Progress and "Who's the Beatdown?"
Progress has uses beyond discussing tempo. Mike Flores stated in his article "Who's the Beatdown" that an incorrect determination of whether to play aggressively or in a controlling manner against a given opponent is one of the most common and disastrous errors a player can make. To help us correctly determine whether we are the aggressor or the controller in a given matchup, Mike gave us three rules. These rules can be easily rewritten in terms of the definitions we have created above:
- Who has more threats? Usually he is the beatdown deck.
- Who has more answers? Usually he is the control deck.
- Who has more resources? Usually he is the control deck.

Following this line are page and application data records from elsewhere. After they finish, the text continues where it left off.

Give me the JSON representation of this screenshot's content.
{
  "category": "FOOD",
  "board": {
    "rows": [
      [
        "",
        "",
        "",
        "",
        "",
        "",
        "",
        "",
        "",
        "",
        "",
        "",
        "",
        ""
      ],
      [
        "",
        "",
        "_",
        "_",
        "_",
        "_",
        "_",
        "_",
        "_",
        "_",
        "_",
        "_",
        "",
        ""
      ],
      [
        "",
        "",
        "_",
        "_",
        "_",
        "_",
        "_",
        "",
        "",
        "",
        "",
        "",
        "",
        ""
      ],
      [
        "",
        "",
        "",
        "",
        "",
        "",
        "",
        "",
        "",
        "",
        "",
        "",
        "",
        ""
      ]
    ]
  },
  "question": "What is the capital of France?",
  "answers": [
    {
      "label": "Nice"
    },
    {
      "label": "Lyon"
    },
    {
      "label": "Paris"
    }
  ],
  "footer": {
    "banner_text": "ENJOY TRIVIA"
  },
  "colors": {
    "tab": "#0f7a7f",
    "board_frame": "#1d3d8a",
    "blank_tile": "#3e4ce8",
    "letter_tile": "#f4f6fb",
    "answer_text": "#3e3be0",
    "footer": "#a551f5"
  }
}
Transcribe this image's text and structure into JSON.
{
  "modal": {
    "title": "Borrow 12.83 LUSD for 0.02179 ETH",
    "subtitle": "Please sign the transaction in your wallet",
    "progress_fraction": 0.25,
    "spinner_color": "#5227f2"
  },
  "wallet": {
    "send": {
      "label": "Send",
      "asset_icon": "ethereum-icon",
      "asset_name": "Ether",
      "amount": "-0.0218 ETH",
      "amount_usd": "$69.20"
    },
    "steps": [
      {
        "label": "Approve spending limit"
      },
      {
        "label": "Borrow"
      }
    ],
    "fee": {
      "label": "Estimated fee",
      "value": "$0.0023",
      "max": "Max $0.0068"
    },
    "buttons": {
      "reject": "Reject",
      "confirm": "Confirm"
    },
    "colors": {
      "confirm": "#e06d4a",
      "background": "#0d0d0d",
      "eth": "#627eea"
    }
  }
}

Due to the definitions of threats, answers, and resources, these rules don't map perfectly onto Flores' rules. They are, however, more general, due to the fact that threats can be cards that win games without dealing damage, and permission and removal spells should both fall into the same category.
In this article, we have seen that progress can be a useful tool in terms of describing the roles of cards within decks, as well as the behavior of decks. It is also a sufficient tool for describing previously known, but nebulous terms like tempo, both for new and experienced players. I hope that these applications have shown the usefulness of Progress Theory when thinking about Magic. In the future, I plan to write more articles about how concepts like Zvi Mowshowitz’s “fundamental turn” and card advantage relate to progress. Until then, I look forward to discussion of this article around the Magic community.
Thanks to all my friends from TFH.team, Max, Jeff, Christiaan, and Andrew who have helped me develop this theory.